A ‘Regulatory Game Changer’

The potential uses of the Congressional Review Act to review and eliminate excessively burdensome or unauthorized regulations are not limited to the “midnight” rule situation alone; more powerful ways to use the act are causing great excitement in reform circles and among leaders on Capitol Hill who want to regain control over regulatory agencies run amok. Pacific Legal Foundation’s Senior Fellow in Constitutional Law, Todd Gaziano, was the chief legislative counsel to the CRA’s sponsor, then-Representative David M. McIntosh of Indiana. Mr. Gaziano helped craft many of the provisions that make it work and has testified as a scholar on the CRA. His “new idea” for Congress to more aggressively assert its power under the CRA was first announced in a Wall Street Journal piece by Kimberley Strassel, which headline called the idea a “regulatory game changer.”

Because many agencies failed, for whatever reason, to report many rules to Congress as the CRA requires (especially policy memos and guidance documents, termed “regulatory dark matter” by one scholar), Congress can still use the CRA to disapprove those rules. The CRA requires any federal agency issuing a rule to submit a short “report” on it, with the text of the rule and any cost-benefit analysis, to the House, Senate, and GAO before the rule can go into effect. The 60 legislative day review clock starts on the later of two dates: when the rule is published and when it is sent to Congress. Any rule an agency has failed to submit to Congress is unenforceable under the CRA and remains vulnerable to Congress’s disapproval when it is finally properly reported.

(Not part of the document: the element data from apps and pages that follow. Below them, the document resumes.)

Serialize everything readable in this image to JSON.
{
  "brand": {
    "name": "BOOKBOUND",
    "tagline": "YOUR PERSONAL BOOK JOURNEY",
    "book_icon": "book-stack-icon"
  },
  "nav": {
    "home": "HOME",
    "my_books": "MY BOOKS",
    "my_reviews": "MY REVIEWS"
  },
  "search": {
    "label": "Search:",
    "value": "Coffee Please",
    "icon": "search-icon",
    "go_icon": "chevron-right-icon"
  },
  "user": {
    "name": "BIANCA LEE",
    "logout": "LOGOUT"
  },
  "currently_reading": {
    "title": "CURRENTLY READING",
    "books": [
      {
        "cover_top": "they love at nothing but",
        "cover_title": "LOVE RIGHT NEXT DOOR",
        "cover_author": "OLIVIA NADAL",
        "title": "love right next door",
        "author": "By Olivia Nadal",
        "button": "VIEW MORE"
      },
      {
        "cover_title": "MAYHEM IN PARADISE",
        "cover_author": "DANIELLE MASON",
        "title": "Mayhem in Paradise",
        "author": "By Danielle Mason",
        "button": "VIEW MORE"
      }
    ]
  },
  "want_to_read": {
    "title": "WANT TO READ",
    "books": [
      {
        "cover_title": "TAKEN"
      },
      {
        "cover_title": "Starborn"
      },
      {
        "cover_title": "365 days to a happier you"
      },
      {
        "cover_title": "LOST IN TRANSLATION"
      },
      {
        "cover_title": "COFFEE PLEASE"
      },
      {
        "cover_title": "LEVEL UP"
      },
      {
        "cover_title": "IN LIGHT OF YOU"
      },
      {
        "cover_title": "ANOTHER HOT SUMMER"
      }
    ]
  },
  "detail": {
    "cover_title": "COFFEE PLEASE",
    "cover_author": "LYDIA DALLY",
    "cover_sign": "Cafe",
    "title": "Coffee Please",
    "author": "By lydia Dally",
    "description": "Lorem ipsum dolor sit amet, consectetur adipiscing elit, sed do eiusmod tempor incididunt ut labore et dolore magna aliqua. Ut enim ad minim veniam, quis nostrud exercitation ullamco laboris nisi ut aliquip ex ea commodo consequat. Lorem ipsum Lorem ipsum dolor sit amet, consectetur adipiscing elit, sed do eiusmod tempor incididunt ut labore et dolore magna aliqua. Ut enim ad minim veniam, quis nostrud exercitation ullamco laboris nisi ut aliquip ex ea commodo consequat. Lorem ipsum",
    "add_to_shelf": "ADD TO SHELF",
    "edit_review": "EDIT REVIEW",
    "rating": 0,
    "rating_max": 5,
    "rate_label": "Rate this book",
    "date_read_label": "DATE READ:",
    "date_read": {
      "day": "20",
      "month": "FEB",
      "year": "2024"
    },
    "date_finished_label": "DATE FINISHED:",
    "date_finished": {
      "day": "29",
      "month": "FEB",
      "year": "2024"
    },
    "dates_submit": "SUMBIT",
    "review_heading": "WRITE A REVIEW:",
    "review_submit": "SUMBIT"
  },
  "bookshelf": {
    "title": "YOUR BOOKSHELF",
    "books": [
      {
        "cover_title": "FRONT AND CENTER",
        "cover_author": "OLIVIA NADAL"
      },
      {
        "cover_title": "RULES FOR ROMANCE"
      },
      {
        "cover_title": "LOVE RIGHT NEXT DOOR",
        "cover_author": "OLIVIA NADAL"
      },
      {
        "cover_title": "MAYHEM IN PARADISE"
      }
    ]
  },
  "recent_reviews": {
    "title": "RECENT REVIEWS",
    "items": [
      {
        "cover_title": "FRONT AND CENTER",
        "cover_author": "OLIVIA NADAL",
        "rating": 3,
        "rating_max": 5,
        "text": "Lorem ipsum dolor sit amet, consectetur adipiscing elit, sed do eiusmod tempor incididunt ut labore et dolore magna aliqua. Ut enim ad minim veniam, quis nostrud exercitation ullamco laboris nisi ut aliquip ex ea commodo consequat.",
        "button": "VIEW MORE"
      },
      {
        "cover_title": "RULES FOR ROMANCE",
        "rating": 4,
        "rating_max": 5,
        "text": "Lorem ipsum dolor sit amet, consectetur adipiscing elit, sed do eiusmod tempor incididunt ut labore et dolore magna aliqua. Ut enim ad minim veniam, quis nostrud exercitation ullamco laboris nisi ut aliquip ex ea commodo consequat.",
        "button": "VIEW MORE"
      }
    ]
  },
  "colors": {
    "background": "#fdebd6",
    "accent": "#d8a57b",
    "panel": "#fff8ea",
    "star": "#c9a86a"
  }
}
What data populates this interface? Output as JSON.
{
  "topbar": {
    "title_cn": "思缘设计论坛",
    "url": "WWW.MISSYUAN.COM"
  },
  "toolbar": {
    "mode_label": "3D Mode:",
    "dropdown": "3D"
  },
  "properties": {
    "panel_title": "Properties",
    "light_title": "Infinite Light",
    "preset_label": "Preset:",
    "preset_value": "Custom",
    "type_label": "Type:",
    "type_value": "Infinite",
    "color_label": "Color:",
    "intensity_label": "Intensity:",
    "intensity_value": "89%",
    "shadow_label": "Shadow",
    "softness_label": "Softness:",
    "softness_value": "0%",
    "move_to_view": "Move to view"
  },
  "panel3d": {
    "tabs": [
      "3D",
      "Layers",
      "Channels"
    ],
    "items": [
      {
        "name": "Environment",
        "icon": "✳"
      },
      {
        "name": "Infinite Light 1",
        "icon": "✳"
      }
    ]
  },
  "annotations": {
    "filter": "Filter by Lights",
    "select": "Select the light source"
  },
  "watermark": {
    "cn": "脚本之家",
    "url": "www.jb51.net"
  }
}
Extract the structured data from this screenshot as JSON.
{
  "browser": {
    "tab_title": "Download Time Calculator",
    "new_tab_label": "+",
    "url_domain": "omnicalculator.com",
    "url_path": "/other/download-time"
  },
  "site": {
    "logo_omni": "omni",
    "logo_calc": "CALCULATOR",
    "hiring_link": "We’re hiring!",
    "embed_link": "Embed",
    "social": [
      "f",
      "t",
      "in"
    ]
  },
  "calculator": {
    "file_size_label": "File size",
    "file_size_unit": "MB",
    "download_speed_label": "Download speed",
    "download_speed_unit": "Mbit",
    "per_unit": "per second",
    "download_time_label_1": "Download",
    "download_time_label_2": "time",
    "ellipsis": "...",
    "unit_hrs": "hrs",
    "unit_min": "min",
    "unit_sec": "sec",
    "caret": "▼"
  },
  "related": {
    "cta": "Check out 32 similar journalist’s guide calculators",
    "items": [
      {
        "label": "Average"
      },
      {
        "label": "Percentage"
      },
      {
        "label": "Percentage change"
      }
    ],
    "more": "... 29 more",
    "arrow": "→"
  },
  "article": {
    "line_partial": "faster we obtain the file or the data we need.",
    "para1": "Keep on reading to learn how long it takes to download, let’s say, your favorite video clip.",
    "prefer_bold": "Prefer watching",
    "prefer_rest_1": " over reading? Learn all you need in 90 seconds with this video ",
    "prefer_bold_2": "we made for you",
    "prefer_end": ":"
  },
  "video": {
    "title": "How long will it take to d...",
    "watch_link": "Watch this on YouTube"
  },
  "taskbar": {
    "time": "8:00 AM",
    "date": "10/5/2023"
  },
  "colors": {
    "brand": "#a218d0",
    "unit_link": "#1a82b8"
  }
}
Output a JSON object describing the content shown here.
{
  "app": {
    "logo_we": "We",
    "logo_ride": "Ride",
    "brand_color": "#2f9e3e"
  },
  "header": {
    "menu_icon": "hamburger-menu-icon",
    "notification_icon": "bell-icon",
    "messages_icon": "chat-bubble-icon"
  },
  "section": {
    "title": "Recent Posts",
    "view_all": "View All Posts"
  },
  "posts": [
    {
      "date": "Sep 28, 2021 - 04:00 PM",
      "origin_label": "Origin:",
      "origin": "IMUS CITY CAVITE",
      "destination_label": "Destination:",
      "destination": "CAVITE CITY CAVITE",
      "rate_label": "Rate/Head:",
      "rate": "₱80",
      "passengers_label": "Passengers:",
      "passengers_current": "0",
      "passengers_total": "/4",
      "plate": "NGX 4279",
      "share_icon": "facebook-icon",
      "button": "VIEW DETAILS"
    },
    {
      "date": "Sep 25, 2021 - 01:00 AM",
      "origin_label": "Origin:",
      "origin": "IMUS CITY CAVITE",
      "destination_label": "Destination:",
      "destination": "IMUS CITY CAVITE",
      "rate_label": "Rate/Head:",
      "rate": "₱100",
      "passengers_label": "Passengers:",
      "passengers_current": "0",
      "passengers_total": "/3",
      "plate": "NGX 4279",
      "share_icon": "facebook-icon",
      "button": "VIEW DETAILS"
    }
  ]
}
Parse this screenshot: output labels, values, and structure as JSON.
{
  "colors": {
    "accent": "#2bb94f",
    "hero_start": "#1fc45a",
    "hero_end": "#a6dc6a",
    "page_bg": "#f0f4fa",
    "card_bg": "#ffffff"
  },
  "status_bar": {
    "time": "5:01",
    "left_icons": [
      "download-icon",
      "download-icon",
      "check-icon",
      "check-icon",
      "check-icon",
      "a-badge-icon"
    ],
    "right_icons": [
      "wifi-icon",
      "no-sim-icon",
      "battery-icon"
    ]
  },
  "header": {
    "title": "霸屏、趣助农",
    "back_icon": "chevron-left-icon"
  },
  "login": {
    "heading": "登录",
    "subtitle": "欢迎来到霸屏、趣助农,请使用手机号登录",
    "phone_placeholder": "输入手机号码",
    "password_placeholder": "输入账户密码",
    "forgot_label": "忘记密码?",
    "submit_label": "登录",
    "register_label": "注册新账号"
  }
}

image description
Congress can use the CRA to disapprove any unreported rules going back to 1996.
image description
A simple majority in each House of Congress can kill a rule with the President’s signature
image description
Any rule an agency has failed to submit to Congress is unenforceable under the CRA

cra 2.0

If the Trump administration wants to cut regulations, it should start with burdensome rules that were never sent to Congress for its review under the CRA. Once the administration starts to submit them to Congress and indicates which it wants to go into effect and which it wants Congress to disapprove, Congress would have 60 legislative days to review and vote on such rules. That’s what we call “CRA 2.0.”

The CRA’s streamlined procedures suspend the Senate filibuster. These resolutions can be passed with a simple majority vote and sent to the president. If the president signs a disapproval resolution, the agency is prohibited from issuing any "substantially similar" rule again.

Scholars have counted hundreds of rules from the Obama administration alone that were not sent to Congress as required by the CRA. Some of those are extremely problematic rules with significant negative effects on Americans.

President Trump could direct agencies to belatedly send certain rules to Congress, asking our democratic representatives to not only disallow them but effectively block any substantially similar rule in the future.

cra 3.0

What we call “CRA 3.0” is an even more efficient means for the new administration to meet its regulatory reform goals. Rule not sent to Congress as required by CRA are not lawfully in effect, even if they were thought to be. The administration should direct agencies not to enforce such rules while it decides what to do with them.

The administration should direct agencies to consult with OMB before sending old rules to Congress so Congress would not waste time reviewing rules that an agency might modify or withdraw. After consultation, the agency would have several options.

It could publish a notice declaring that a rule is being abandoned, reevaluated, or modified. The next step might vary depending on whether the rule was a guidance document or one that received public comment. Most guidance documents could be modified or withdrawn easily.

The agency might submit many rules to Congress so that they lawfully would go into effect. It could also submit certain rules with a request that Congress review and disapprove them, with a statement that the President would sign such disapproval.